As tech companies and government agencies prepare to defend against possible Russian interference in the midterm elections, the Federal Election Commission has a different response: too soon. The four commissioners on Thursday deadlocked, again, on proposals to consider new rules, for example, for foreign-influenced U.S. corporations and for politically active entities that don’t disclose their donors. “We have reason to think there are foreign actors who are looking for every single avenue to try and influence our elections,” said Commissioner Ellen Weintraub, a Democrat who offered two proposals for new regulations. Both proposals failed on partisan 2-2 votes.
The FEC is debating the question in the shadow of several investigations of Russian election interference, which included an alleged $1.2 million-per-month campaign to place anonymous, socially divisive ads on prominent Internet platforms. Facebook is imposing new policies to eliminate anonymous advertisers. The FEC is developing rules for disclaimer labels on campaign and issue ads that appear online.

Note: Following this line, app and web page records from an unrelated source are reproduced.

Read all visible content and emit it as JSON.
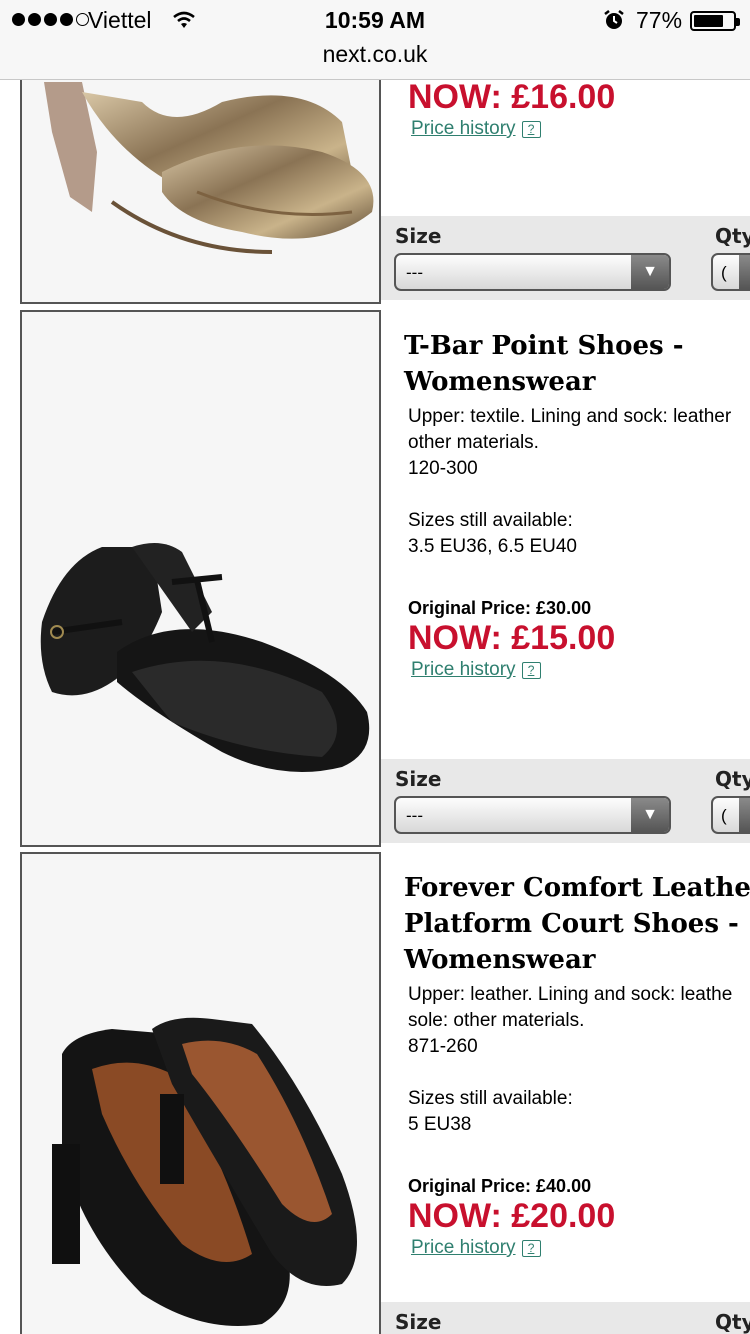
{
  "status_bar": {
    "carrier": "Viettel",
    "time": "10:59 AM",
    "battery": "77%"
  },
  "browser": {
    "url": "next.co.uk"
  },
  "labels": {
    "size": "Size",
    "qty": "Qty",
    "original_prefix": "Original Price:",
    "now_prefix": "NOW:",
    "price_history": "Price history",
    "size_placeholder": "---",
    "qty_value": "("
  },
  "products": [
    {
      "now_price": "NOW: £16.00",
      "price_history": "Price history"
    },
    {
      "title_line1": "T-Bar Point Shoes -",
      "title_line2": "Womenswear",
      "desc_line1": "Upper: textile. Lining and sock: leather",
      "desc_line2": "other materials.",
      "code": "120-300",
      "sizes_label": "Sizes still available:",
      "sizes": "3.5 EU36, 6.5 EU40",
      "original_price": "Original Price: £30.00",
      "now_price": "NOW: £15.00",
      "price_history": "Price history"
    },
    {
      "title_line1": "Forever Comfort Leather",
      "title_line2": "Platform Court Shoes -",
      "title_line3": "Womenswear",
      "desc_line1": "Upper: leather. Lining and sock: leathe",
      "desc_line2": "sole: other materials.",
      "code": "871-260",
      "sizes_label": "Sizes still available:",
      "sizes": "5 EU38",
      "original_price": "Original Price: £40.00",
      "now_price": "NOW: £20.00",
      "price_history": "Price history"
    }
  ]
}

Weintraub invoked an investigation by the Senate intelligence committee to argue her own agency should do more. Committee chair Richard Burr, R-N.C., said last week, “There is no doubt that Russia undertook an unprecedented effort” in the elections. Ranking Democrat Mark Warner, R-Va., said “we have to do a better job” of protecting U.S. elections from foreign interference.